Grief-Stricken in a Crowd: The Language of Bereavement and Distress in Social Media


  • Jed Brubaker University of California, Irvine
  • Funda Kivran-Swaine Rutgers University
  • Lee Taber University of California, Irvine
  • Gillian Hayes University of California, Irvine



death, bereavement, grief, emotional distress, social network sites, MySpace


People turn to social media to express their emotions surrounding major life events. Death of a loved one is one scenario in which people share their feelings in the semi-public space of social networking sites. In this paper, we present the results of a two-part investigation of grief and distress in the context of messages posted to the profiles of deceased MySpace users. We present coding system for identifying emotion distressed content, followed by a detailed analysis of language use that lays a foundation for natural language processing (NLP) tasks, such as automatic detection of bereavement-related distress. Our findings suggest that in addition to words bearing positive or negative sentiment, linguistic style can be an indicator of messages that demonstrate distress in the space of post-mortem social media content. These results contribute to research in computational linguistics by identifying linguistic features that can be used for automatic classification as well as to research on death and bereavement by enumerating attributes of distressed self-expression in a post-mortem context.




How to Cite
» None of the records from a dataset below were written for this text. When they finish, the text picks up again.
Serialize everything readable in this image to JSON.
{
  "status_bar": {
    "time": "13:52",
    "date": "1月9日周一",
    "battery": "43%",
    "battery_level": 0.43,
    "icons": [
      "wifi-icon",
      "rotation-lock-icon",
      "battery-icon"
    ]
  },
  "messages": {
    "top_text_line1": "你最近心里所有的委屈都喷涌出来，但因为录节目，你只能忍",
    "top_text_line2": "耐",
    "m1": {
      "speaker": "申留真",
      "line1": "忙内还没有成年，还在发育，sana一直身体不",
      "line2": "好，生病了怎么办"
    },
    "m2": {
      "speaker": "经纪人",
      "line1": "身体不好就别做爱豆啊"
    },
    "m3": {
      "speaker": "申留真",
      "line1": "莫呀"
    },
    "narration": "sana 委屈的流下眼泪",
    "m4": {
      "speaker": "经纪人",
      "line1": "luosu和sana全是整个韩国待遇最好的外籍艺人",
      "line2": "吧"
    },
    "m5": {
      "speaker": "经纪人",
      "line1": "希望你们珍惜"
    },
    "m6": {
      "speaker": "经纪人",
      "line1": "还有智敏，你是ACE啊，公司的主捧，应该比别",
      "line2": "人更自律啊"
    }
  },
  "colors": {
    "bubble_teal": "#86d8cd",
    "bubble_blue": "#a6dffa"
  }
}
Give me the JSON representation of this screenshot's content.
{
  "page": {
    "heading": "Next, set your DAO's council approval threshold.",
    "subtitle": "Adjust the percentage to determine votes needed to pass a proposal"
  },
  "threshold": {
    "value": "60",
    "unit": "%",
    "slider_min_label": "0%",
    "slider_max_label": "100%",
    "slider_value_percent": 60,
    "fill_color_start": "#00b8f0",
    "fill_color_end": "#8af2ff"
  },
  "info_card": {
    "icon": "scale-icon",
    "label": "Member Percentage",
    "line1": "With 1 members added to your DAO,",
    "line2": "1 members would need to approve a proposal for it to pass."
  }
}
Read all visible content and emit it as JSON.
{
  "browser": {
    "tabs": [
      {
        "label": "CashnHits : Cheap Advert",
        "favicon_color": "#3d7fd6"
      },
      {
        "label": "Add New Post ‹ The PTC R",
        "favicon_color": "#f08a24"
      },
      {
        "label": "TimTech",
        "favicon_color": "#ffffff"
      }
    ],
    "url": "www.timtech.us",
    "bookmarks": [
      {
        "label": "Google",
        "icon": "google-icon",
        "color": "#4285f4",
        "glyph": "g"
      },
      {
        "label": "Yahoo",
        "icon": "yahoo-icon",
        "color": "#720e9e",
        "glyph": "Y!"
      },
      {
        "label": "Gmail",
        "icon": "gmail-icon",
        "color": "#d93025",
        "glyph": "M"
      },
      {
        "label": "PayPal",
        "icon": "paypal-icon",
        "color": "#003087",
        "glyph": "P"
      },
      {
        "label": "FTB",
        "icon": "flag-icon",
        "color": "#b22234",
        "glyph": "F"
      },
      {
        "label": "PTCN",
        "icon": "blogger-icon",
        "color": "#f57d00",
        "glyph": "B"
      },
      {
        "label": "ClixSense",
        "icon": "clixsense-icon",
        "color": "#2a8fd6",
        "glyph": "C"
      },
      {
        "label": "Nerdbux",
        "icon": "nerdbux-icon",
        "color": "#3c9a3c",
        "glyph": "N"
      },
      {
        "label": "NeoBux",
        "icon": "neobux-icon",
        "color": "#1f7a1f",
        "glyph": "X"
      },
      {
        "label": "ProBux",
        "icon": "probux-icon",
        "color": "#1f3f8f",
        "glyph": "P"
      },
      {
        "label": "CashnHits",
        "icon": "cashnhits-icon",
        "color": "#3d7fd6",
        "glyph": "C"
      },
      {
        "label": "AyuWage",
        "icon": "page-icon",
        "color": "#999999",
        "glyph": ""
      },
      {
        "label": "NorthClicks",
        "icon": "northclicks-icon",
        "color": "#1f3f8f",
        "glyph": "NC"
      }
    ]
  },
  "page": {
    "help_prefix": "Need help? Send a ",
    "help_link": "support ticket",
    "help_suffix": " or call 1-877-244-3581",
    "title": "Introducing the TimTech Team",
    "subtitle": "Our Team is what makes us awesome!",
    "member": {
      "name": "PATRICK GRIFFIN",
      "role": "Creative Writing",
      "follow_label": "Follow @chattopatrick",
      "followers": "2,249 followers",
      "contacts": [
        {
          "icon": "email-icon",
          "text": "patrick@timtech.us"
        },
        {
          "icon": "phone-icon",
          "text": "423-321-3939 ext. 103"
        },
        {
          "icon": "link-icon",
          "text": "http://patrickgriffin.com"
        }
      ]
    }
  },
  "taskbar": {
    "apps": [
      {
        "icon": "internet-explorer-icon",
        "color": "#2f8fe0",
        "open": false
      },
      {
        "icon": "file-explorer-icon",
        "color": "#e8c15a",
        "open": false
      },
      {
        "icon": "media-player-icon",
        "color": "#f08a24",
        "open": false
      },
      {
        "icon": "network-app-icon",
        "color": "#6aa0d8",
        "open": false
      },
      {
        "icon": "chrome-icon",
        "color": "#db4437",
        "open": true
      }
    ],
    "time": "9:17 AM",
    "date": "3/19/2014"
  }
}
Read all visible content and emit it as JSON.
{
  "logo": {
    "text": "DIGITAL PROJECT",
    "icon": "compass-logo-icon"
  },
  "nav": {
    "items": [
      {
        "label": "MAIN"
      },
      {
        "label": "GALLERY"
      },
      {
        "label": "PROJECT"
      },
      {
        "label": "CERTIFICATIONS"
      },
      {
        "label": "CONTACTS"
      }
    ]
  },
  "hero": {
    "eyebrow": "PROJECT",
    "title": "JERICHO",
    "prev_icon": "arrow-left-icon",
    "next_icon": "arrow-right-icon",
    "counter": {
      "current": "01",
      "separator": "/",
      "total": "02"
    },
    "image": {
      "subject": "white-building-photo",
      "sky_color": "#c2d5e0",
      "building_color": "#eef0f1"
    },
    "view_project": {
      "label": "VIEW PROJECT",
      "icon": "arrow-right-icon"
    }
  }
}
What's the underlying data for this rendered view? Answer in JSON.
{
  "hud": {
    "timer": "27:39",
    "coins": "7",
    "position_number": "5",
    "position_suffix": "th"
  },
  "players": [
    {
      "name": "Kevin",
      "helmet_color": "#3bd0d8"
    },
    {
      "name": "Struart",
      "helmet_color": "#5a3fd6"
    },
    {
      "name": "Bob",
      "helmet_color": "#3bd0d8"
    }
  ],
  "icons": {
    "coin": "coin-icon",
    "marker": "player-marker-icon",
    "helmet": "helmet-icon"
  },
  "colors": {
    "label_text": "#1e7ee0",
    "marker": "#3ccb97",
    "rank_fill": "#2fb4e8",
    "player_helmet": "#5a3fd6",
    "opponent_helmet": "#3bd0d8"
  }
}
Brubaker, J., Kivran-Swaine, F., Taber, L., & Hayes, G. (2021). Grief-Stricken in a Crowd: The Language of Bereavement and Distress in Social Media. Proceedings of the International AAAI Conference on Web and Social Media, 6(1), 42-49.